Time to salve wounds opened by Brexit row
There is no doubt that the negotiations leading up to the agreement on phase one of the Brexit talks created a tension between politicians in Belfast and Dublin, and this is in no one's interest.
So the latest remarks by the Republic's Tanaiste Simon Coveney are welcome. He said on RTE Radio he wanted to meet the DUP before the end of this year, and that "there is repair work to do".
It should be said that Mr Coveney, in his direct remarks on the relationship between Ireland and the UK in general, and the DUP in particular, won few if any friends among the majority here, but now that phase one is safely over, the time is ripe for a more considered approach all-round.
The recent weeks of negotiations created a difficult atmosphere where all the main participants were playing for high stakes. Regrettably, the tone of some remarks from Dublin has been less than helpful.
It is more important than ever that the lines of communications between North and South are kept open, as efforts continue to restore the Assembly.

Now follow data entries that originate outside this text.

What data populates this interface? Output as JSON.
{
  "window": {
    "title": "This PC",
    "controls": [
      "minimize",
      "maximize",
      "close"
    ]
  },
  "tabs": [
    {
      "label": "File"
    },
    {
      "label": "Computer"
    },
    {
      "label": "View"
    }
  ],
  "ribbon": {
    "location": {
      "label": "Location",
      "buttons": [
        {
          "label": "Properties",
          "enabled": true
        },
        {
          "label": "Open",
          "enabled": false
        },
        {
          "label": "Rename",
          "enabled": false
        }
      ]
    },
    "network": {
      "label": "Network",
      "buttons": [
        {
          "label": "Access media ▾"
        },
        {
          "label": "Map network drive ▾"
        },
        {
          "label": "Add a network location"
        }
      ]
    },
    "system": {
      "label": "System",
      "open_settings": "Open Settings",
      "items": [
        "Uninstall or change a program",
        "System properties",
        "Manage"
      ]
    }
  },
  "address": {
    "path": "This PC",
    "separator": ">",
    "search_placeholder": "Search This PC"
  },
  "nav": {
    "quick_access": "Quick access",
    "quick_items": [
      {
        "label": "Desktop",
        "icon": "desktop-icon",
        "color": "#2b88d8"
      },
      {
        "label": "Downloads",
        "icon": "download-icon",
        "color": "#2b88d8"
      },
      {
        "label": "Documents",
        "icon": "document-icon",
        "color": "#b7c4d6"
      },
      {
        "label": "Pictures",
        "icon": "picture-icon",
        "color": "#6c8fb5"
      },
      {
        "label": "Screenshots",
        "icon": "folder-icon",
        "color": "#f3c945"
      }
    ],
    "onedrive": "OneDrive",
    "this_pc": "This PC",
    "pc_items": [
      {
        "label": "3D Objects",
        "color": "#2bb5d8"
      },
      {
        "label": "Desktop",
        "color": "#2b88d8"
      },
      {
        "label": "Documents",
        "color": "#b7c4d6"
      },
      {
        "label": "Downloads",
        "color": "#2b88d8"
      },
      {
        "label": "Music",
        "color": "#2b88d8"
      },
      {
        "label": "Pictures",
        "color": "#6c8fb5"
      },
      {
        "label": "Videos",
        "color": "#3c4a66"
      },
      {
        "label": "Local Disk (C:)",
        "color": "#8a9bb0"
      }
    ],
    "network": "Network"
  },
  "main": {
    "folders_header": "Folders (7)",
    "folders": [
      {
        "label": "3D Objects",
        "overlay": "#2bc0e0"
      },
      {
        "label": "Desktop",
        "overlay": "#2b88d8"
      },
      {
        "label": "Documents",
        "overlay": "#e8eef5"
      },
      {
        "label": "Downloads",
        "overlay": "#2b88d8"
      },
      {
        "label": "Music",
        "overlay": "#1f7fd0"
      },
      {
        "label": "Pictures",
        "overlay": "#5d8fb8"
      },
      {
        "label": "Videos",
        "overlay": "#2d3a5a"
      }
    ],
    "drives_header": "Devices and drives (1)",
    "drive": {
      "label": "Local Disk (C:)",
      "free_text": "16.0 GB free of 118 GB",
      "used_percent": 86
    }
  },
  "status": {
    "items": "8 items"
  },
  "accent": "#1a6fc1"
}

The first major hurdles in the Brexit negotiations have been overcome, as far as possible, but there is still a long and tortuous road ahead, which will carry many potential hazards for relationships across these islands.
It is important for all sides to realise that everyone has a great deal to lose if the Brexit initiative unravels, and people must be aware that they should choose their words carefully and do all they can to conduct the further negotiations as good neighbours.
The DUP must also react carefully to Mr Coveney's suggestion that he might meet it before the end of this year, which is only a couple of weeks away.
There still may be a rawness among the DUP at the tone of recent remarks, but nobody will benefit from keeping this quarrel alive, and more direct comments might make the situation worse.
The Brexit negotiations have been intricate, and there is every indication that they will continue in this vein.
It is thus even more important that cool heads remain as we move into the uncharted waters of the next stage of Brexit. It is in no one's interest to resort to the bad old days of megaphone confrontations over border issues.
There is so much at stake that all eyes must be on a more civilized relationship as we all look to the future.